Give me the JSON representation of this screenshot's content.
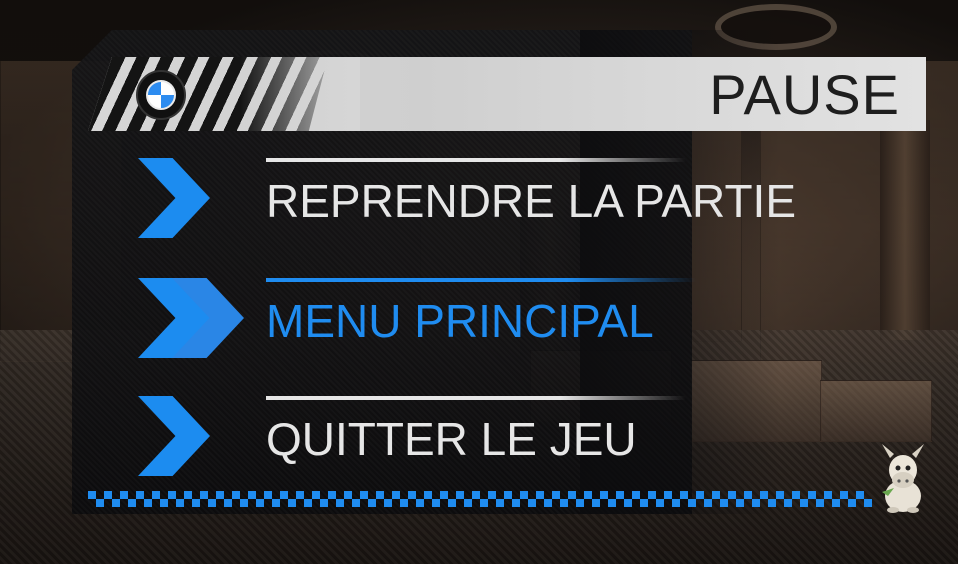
{
  "title": "PAUSE",
  "menu": {
    "items": [
      {
        "label": "REPRENDRE LA PARTIE",
        "selected": false
      },
      {
        "label": "MENU PRINCIPAL",
        "selected": true
      },
      {
        "label": "QUITTER LE JEU",
        "selected": false
      }
    ]
  },
  "colors": {
    "accent": "#1f8cf0",
    "text_default": "#e6e6e6",
    "text_selected": "#1f8cf0",
    "header_bg": "#d6d6d6",
    "header_text": "#1e1e1e"
  },
  "icons": {
    "logo": "roundel-logo-icon",
    "chevron": "chevron-right-icon",
    "double_chevron": "double-chevron-right-icon",
    "mascot": "donkey-mascot-icon"
  }
}
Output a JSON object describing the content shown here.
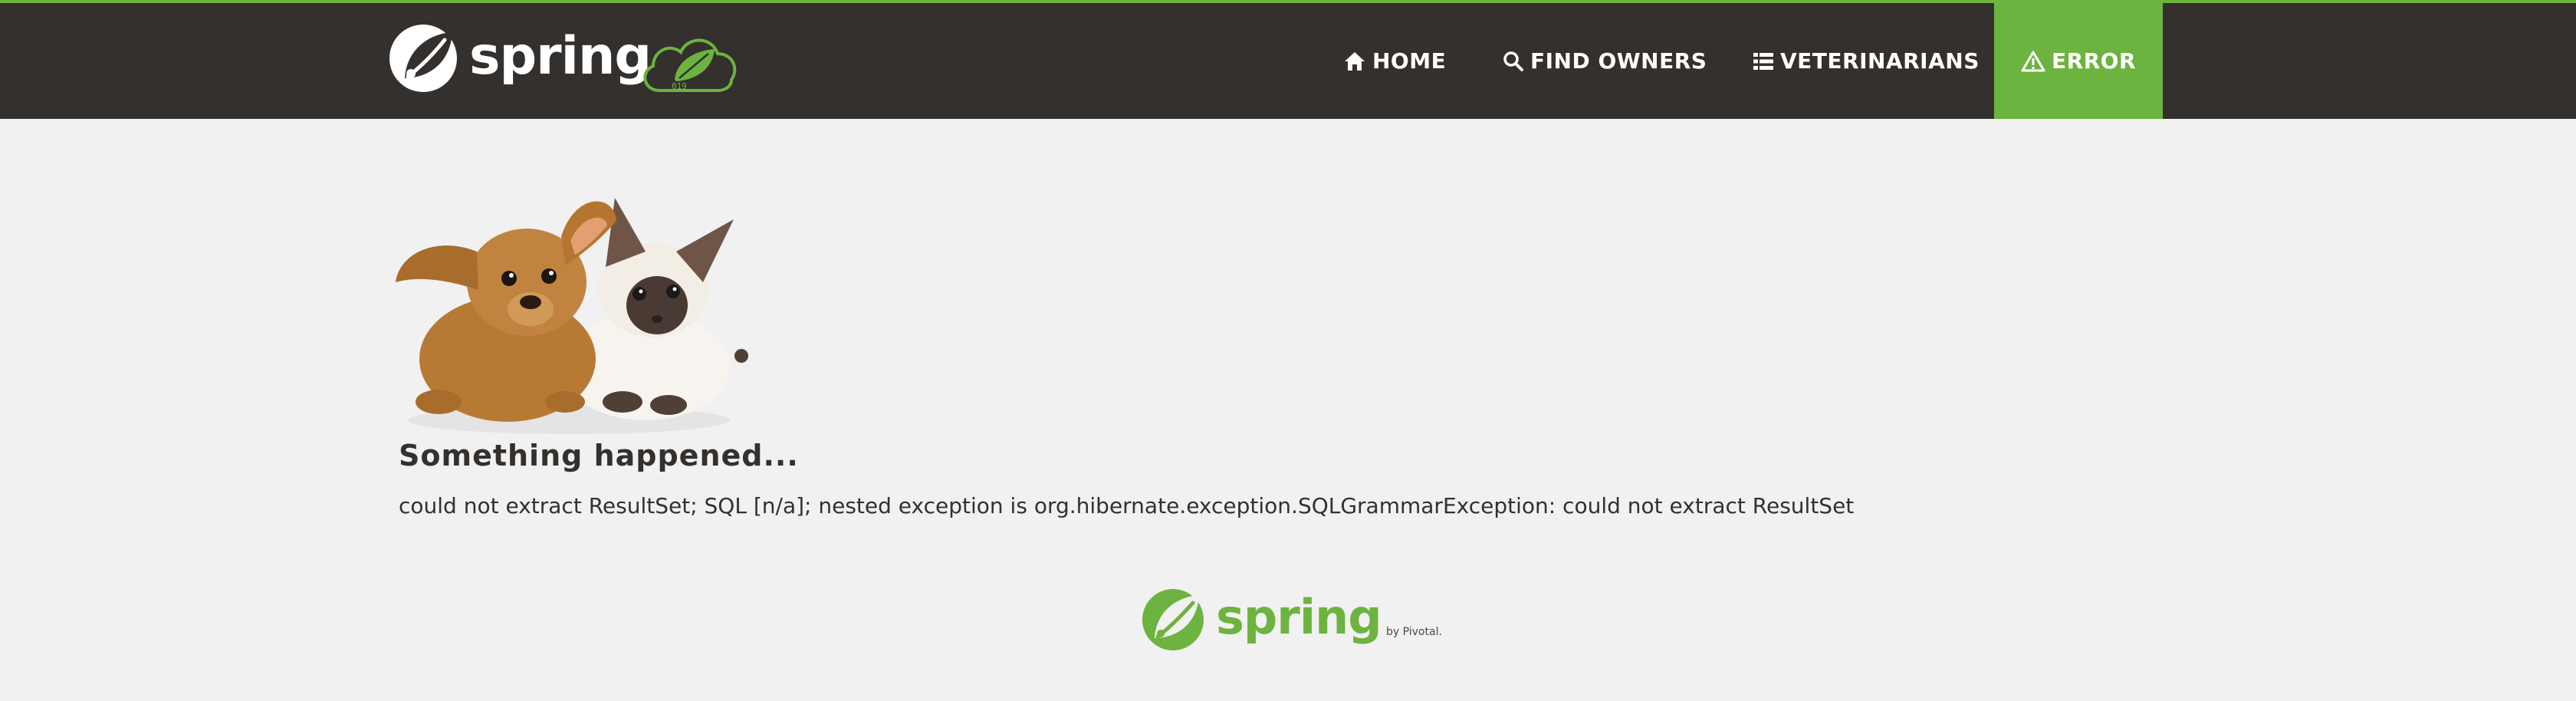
{
  "header": {
    "brand_name": "spring",
    "brand_badge": "019"
  },
  "nav": {
    "items": [
      {
        "label": "HOME",
        "icon": "home-icon",
        "active": false
      },
      {
        "label": "FIND OWNERS",
        "icon": "search-icon",
        "active": false
      },
      {
        "label": "VETERINARIANS",
        "icon": "list-icon",
        "active": false
      },
      {
        "label": "ERROR",
        "icon": "warning-icon",
        "active": true
      }
    ]
  },
  "main": {
    "image_alt": "pets",
    "title": "Something happened...",
    "message": "could not extract ResultSet; SQL [n/a]; nested exception is org.hibernate.exception.SQLGrammarException: could not extract ResultSet"
  },
  "footer": {
    "brand_name": "spring",
    "by_text": "by Pivotal."
  },
  "colors": {
    "accent": "#6db33f",
    "navbar": "#34302d",
    "background": "#f1f1f1",
    "text": "#34302d"
  }
}
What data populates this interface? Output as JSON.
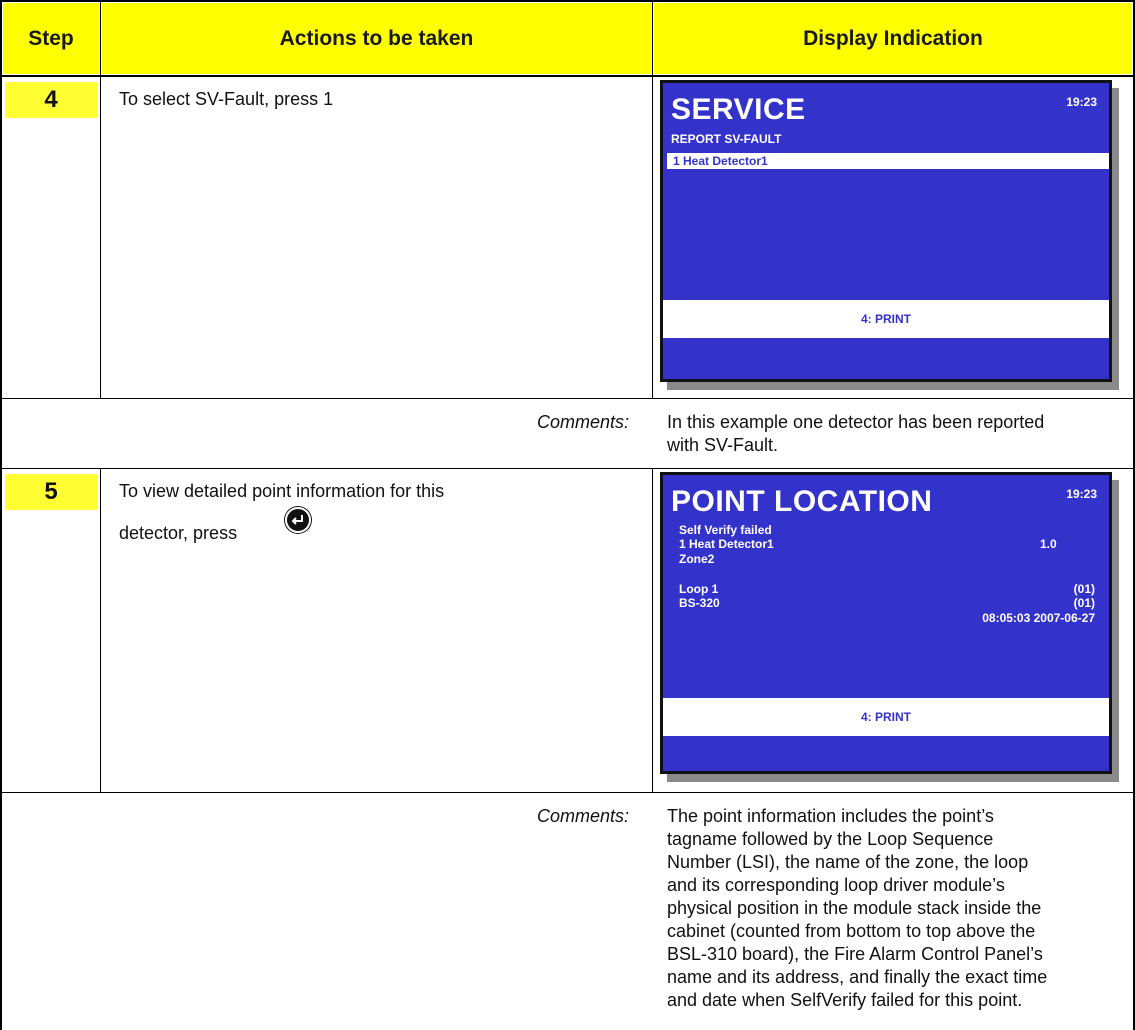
{
  "header": {
    "step": "Step",
    "actions": "Actions to be taken",
    "display": "Display Indication"
  },
  "rows": [
    {
      "step": "4",
      "action": "To select SV-Fault, press 1",
      "screen": {
        "title": "SERVICE",
        "time": "19:23",
        "subtitle": "REPORT SV-FAULT",
        "selected": "1 Heat Detector1",
        "softkey": "4: PRINT"
      },
      "comments_label": "Comments:",
      "comments": [
        "In this example one detector has been reported",
        "with SV-Fault."
      ]
    },
    {
      "step": "5",
      "action_line1": "To view detailed point information for this",
      "action_line2": "detector, press",
      "screen": {
        "title": "POINT LOCATION",
        "time": "19:23",
        "lines": {
          "l1": "Self Verify failed",
          "l2": "1 Heat Detector1",
          "l2_val": "1.0",
          "l3": "Zone2",
          "l4": "Loop 1",
          "l4_val": "(01)",
          "l5": "BS-320",
          "l5_val": "(01)",
          "l6": "08:05:03  2007-06-27"
        },
        "softkey": "4: PRINT"
      },
      "comments_label": "Comments:",
      "comments": [
        "The point information includes the point’s",
        "tagname followed by the Loop Sequence",
        "Number (LSI), the name of the zone, the loop",
        "and its corresponding loop driver module’s",
        "physical position in the module stack inside the",
        "cabinet (counted from bottom to top above the",
        "BSL-310 board), the Fire Alarm Control Panel’s",
        "name and its address, and finally the exact time",
        "and date when SelfVerify failed for this point."
      ]
    }
  ],
  "icons": {
    "enter": "enter-key-icon"
  },
  "colors": {
    "header_bg": "#ffff00",
    "lcd_bg": "#3333cc"
  }
}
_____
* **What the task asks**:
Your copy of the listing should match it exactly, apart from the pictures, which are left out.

* **Result**:
Give me the JSON representation of this screenshot's content.
{
  "title": "PAUSE",
  "menu": {
    "items": [
      {
        "label": "REPRENDRE LA PARTIE",
        "selected": false
      },
      {
        "label": "MENU PRINCIPAL",
        "selected": true
      },
      {
        "label": "QUITTER LE JEU",
        "selected": false
      }
    ]
  },
  "colors": {
    "accent": "#1f8cf0",
    "text_default": "#e6e6e6",
    "text_selected": "#1f8cf0",
    "header_bg": "#d6d6d6",
    "header_text": "#1e1e1e"
  },
  "icons": {
    "logo": "roundel-logo-icon",
    "chevron": "chevron-right-icon",
    "double_chevron": "double-chevron-right-icon",
    "mascot": "donkey-mascot-icon"
  }
}
Output a JSON object describing the content shown here.
{
  "header": {
    "brand_name": "spring",
    "brand_badge": "019"
  },
  "nav": {
    "items": [
      {
        "label": "HOME",
        "icon": "home-icon",
        "active": false
      },
      {
        "label": "FIND OWNERS",
        "icon": "search-icon",
        "active": false
      },
      {
        "label": "VETERINARIANS",
        "icon": "list-icon",
        "active": false
      },
      {
        "label": "ERROR",
        "icon": "warning-icon",
        "active": true
      }
    ]
  },
  "main": {
    "image_alt": "pets",
    "title": "Something happened...",
    "message": "could not extract ResultSet; SQL [n/a]; nested exception is org.hibernate.exception.SQLGrammarException: could not extract ResultSet"
  },
  "footer": {
    "brand_name": "spring",
    "by_text": "by Pivotal."
  },
  "colors": {
    "accent": "#6db33f",
    "navbar": "#34302d",
    "background": "#f1f1f1",
    "text": "#34302d"
  }
}
What data populates this interface? Output as JSON.
{
  "header": {
    "step": "Step",
    "actions": "Actions to be taken",
    "display": "Display Indication"
  },
  "rows": [
    {
      "step": "4",
      "action": "To select SV-Fault, press 1",
      "screen": {
        "title": "SERVICE",
        "time": "19:23",
        "subtitle": "REPORT SV-FAULT",
        "selected": "1 Heat Detector1",
        "softkey": "4: PRINT"
      },
      "comments_label": "Comments:",
      "comments": [
        "In this example one detector has been reported",
        "with SV-Fault."
      ]
    },
    {
      "step": "5",
      "action_line1": "To view detailed point information for this",
      "action_line2": "detector, press",
      "screen": {
        "title": "POINT LOCATION",
        "time": "19:23",
        "lines": {
          "l1": "Self Verify failed",
          "l2": "1 Heat Detector1",
          "l2_val": "1.0",
          "l3": "Zone2",
          "l4": "Loop 1",
          "l4_val": "(01)",
          "l5": "BS-320",
          "l5_val": "(01)",
          "l6": "08:05:03  2007-06-27"
        },
        "softkey": "4: PRINT"
      },
      "comments_label": "Comments:",
      "comments": [
        "The point information includes the point’s",
        "tagname followed by the Loop Sequence",
        "Number (LSI), the name of the zone, the loop",
        "and its corresponding loop driver module’s",
        "physical position in the module stack inside the",
        "cabinet (counted from bottom to top above the",
        "BSL-310 board), the Fire Alarm Control Panel’s",
        "name and its address, and finally the exact time",
        "and date when SelfVerify failed for this point."
      ]
    }
  ],
  "icons": {
    "enter": "enter-key-icon"
  },
  "colors": {
    "header_bg": "#ffff00",
    "lcd_bg": "#3333cc"
  }
}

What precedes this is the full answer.